Bee Fearless by Mikaila Ulmer: Teenager Mikaila Ulmer’s path to entrepreneurship started with a bee sting and the discovery that bee populations were disappearing. Ulmer decided to raise money for bee research: Using her grandmother’s secret recipe, she launched a lemonade stand. Over the next several years her lemonade business grew, culminating with an appearance on Shark Tank where she landed a business deal. Ulmer’s memoir weaves in business tips and strategies for budding entrepreneurs, encouraging kids and teens to find ways to make a difference. Note: Includes a brief reference to evolution. (Ages 10-14)
A Hopeful Heart by Deborah Noyes: Before Jo, Meg, Beth, and Amy, there were Louisa, Anna, Lizzie, and May. A Hopeful Heart charts the arc of Louisa May Alcott’s early life, with its many highs and lows, and her winding path to becoming a literary icon. It also profiles her parents and the family’s extremely hard life due largely to her father’s pursuit of visionary ideals rather than industrious work. Note: The book discusses Louisa’s earlier, financially lucrative writings, which many considered risqué for the time and she herself labeled “rubbishy.” (Ages 13 and up)

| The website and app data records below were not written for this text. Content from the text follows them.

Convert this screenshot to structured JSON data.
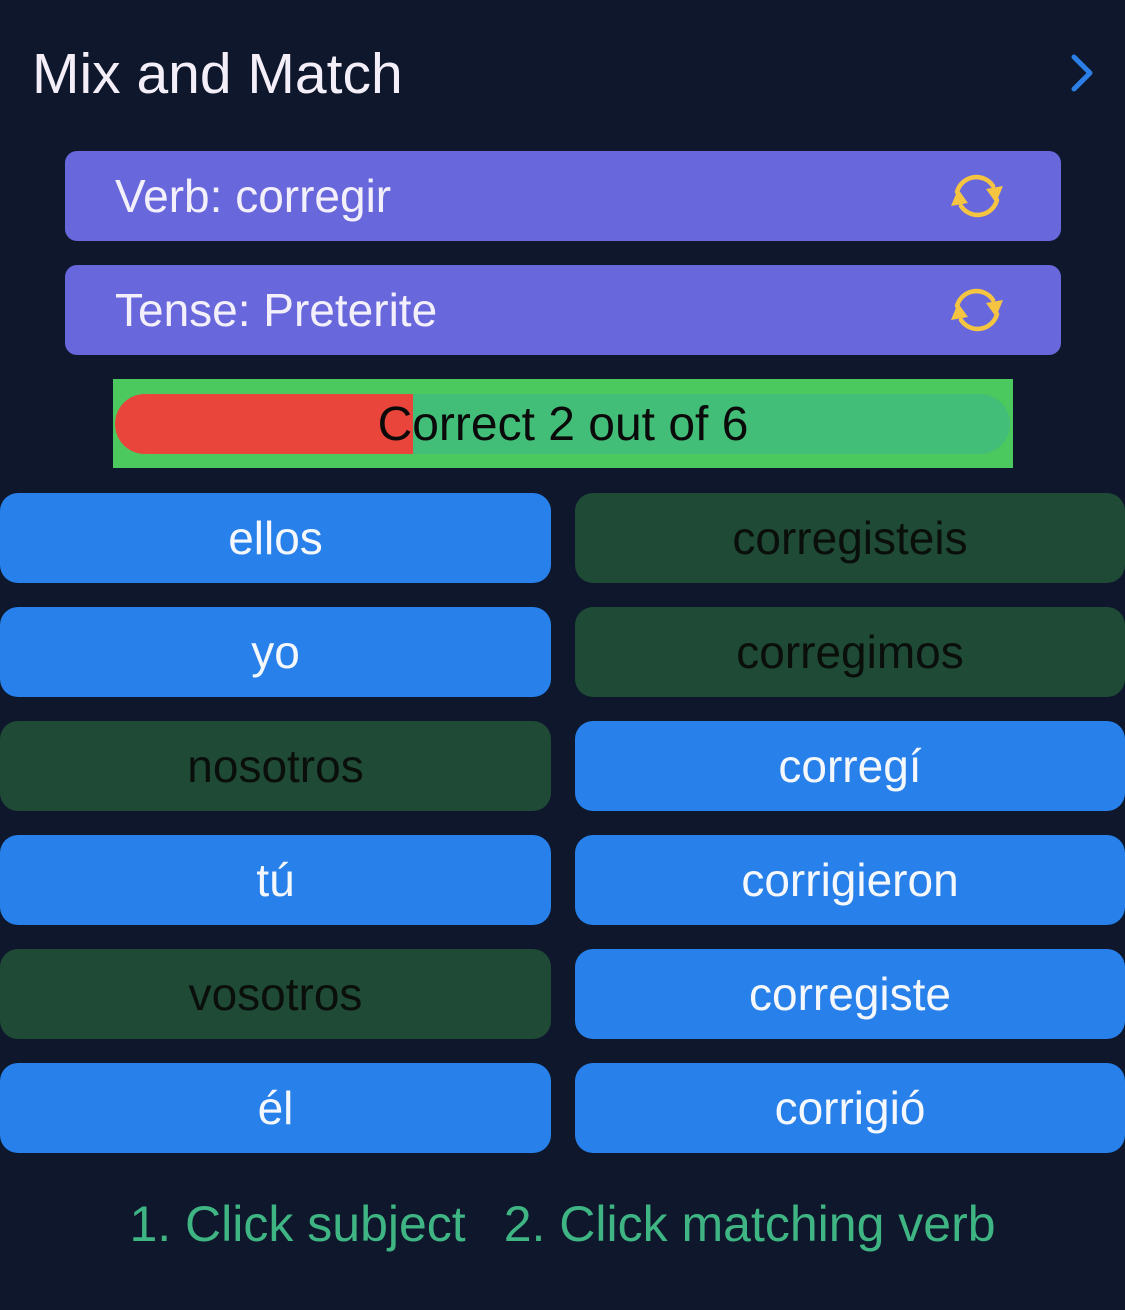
{
  "header": {
    "title": "Mix and Match",
    "next_icon": "chevron-right-icon"
  },
  "colors": {
    "background": "#0e172b",
    "selector": "#6868dc",
    "refresh_icon": "#f5c542",
    "chevron": "#2d7fe8",
    "progress_correct": "#ea453b",
    "progress_remaining": "#42be79",
    "tile_active": "#2880ea",
    "tile_matched": "#1e4a36",
    "instructions": "#3fb584"
  },
  "selectors": {
    "verb": {
      "label": "Verb: corregir",
      "icon": "refresh-icon"
    },
    "tense": {
      "label": "Tense: Preterite",
      "icon": "refresh-icon"
    }
  },
  "progress": {
    "text": "Correct 2 out of 6",
    "correct": 2,
    "total": 6
  },
  "subjects": [
    {
      "label": "ellos",
      "state": "active"
    },
    {
      "label": "yo",
      "state": "active"
    },
    {
      "label": "nosotros",
      "state": "matched"
    },
    {
      "label": "tú",
      "state": "active"
    },
    {
      "label": "vosotros",
      "state": "matched"
    },
    {
      "label": "él",
      "state": "active"
    }
  ],
  "verbs": [
    {
      "label": "corregisteis",
      "state": "matched"
    },
    {
      "label": "corregimos",
      "state": "matched"
    },
    {
      "label": "corregí",
      "state": "active"
    },
    {
      "label": "corrigieron",
      "state": "active"
    },
    {
      "label": "corregiste",
      "state": "active"
    },
    {
      "label": "corrigió",
      "state": "active"
    }
  ],
  "instructions": {
    "step1": "1. Click subject",
    "step2": "2. Click matching verb"
  }
}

Two offerings from Ed Drew provide a format for families to mark the Easter season. The Wonder of Easter (The Good Book Company, 2019) uses Luke’s Gospel and Old Testament passages to explore the people and events surrounding Jesus’ death and resurrection. Written with busy families in mind, the devotional provides suggestions for object lessons and question prompts for all ages. Drew’s 2021 follow-up Meals With Jesus (The Good Book Company) employs the same format but focuses on nine meals Jesus shared with others in the Gospel of Luke. Two suggested schedules give guidance for reading the book during Lent or any time of the year.
In A Tale of Two Kings (Harvest House, 2021) Gloria Furman contrasts the first and second Adam, explaining how Adam’s sin brought death but Jesus’ sacrifice on the cross reversed the curse to give life. Even though the world is still broken, Furman reminds children that they can have great hope in “the King who is making all things new.” Note: Natalia Moore’s colorful illustrations artfully veil Jesus’ face under a glowing orb of light. —K.C.